As you must have seen somewhere, a number of marijuana initiatives passed, including legalization for non-medical use in Alaska, Oregon, and Washington, D.C.
When historians look back at the movement to end the war on drugs, they might very well point to the 2014 election as the moment when it all got real.
With marijuana legalization measures passing in Oregon, Alaska and Washington, D.C., and with groundbreaking criminal justice reforms passing in California and New Jersey, there’s no longer any denying that drug policy reform is a mainstream — and quite urgent — political demand.
(Though wingnuts in the U.S. Congress have of course intervened in DC, and it’s unclear what the practical outcome will be.) Moreover, as part of the recent budget deal, the feds are now prohibited from interfering with medical marijuana programs in states that have, or will implement, them.
In Colorado, the results of legalization can be summed up in one word: SUCCESS. And in Minnesota:
State officials on (December 1) announced the two companies that will grow, process and sell medical cannabis to Minnesotans next year under the state’s new law.
LeafLine Labs and Minnesota Medical Solutions were chosen from among 12 applicants. They’ll distribute the medication through eight sites across the state, the Minnesota Health Department said.
State officials hope to have the products ready for sale by July. Minnesota Medical Solutions said its cannabis greenhouse in Otsego will be up and running this week.
Lawmakers passed the strictest medical marijuana law in the country earlier this year. It prohibits smoking of the drug and requires instead that it be manufactured in pill or oil form.
Medical marijuana will only be available to patients suffering from about 10 conditions including ALS and cancer.
Yes, the most restrictive law in the country, and even getting that was only slightly less difficult than, for example, getting a typical Tea Partier to understand that he’s just being the rich man’s exploited dupe. And as things stand, many medical users will have to go an unconscionably long way to make legal purchases. Meanwhile, Alaska – Alaska – an electorally red state despite its total dependence on federal $ originally generated in blue states like MN, has seen the light, as in that pleasing orange glow when one’s favorite pot pipe is in use.

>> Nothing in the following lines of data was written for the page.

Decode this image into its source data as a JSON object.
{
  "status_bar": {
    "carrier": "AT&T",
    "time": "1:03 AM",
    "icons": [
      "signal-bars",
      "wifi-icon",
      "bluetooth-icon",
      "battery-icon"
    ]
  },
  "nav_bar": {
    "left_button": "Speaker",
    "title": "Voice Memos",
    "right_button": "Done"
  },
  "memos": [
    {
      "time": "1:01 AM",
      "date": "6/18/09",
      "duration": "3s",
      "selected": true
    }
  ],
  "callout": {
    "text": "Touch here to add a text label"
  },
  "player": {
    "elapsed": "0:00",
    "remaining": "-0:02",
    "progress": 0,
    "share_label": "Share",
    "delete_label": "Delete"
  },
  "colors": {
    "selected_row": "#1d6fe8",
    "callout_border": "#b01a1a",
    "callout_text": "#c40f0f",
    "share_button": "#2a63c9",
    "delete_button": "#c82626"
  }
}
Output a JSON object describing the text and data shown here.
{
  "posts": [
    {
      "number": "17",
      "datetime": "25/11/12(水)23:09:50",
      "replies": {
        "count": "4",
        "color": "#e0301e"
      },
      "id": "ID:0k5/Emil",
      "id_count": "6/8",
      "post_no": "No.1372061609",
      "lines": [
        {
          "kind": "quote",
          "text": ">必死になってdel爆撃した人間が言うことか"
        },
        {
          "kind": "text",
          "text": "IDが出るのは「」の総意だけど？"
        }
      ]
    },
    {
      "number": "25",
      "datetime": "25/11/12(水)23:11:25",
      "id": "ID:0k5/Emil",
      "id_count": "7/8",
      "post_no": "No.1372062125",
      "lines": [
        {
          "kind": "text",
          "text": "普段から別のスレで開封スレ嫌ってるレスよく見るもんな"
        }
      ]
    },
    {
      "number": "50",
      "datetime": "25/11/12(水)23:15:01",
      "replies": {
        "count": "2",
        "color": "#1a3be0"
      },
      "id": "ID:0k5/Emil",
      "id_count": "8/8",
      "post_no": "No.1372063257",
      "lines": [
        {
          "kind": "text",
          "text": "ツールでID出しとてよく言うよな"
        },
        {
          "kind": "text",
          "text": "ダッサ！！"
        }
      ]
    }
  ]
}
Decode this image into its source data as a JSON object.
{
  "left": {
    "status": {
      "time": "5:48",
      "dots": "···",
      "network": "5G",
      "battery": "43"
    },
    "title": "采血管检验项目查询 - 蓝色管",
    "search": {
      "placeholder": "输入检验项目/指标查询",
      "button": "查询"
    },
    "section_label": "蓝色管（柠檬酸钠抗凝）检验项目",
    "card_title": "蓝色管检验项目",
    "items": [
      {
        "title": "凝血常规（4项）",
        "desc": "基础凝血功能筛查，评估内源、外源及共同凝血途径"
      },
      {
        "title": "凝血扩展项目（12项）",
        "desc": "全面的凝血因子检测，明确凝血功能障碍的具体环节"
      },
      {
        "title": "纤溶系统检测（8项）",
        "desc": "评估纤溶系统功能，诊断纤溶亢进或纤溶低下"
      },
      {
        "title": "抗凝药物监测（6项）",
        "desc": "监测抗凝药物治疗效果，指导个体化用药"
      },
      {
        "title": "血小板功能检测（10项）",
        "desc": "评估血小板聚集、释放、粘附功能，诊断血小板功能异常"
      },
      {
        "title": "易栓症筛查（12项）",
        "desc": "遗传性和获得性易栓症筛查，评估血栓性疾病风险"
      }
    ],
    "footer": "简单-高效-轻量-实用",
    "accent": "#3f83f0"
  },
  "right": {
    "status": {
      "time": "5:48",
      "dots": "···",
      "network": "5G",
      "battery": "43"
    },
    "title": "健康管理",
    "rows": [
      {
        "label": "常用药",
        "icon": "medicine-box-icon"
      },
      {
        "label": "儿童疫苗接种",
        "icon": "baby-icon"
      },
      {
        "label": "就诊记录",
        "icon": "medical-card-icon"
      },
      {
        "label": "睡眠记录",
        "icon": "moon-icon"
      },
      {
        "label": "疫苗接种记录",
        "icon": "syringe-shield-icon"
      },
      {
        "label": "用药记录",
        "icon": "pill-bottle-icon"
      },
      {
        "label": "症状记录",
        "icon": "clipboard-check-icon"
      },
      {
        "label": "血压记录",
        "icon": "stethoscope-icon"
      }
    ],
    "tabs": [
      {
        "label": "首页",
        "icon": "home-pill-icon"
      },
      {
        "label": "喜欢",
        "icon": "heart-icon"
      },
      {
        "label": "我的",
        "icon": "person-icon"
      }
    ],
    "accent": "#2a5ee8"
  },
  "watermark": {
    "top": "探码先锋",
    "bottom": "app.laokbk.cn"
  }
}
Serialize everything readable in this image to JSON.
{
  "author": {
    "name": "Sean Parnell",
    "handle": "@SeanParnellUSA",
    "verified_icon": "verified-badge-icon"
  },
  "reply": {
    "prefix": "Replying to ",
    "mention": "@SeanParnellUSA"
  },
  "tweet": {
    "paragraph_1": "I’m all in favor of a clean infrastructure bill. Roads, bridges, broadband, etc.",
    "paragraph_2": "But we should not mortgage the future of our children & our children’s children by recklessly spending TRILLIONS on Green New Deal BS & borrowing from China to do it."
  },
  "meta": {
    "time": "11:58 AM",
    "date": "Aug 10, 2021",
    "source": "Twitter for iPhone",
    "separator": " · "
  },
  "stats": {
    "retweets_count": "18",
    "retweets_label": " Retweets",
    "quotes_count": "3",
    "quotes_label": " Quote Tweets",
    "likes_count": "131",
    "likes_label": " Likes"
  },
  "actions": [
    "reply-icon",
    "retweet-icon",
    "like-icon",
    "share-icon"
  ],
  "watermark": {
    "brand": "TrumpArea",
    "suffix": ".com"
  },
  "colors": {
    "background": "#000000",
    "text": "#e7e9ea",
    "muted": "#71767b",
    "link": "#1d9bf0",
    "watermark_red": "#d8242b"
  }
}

Like any reasonable and fundamentally intelligent person, Gov. Dayton has shown himself open to changing his mind, when impelled by valid evidence and argument. Remember that he didn’t even much want to hear about medical marijuana, originally. There’s no reason not to keep pushing for better policy.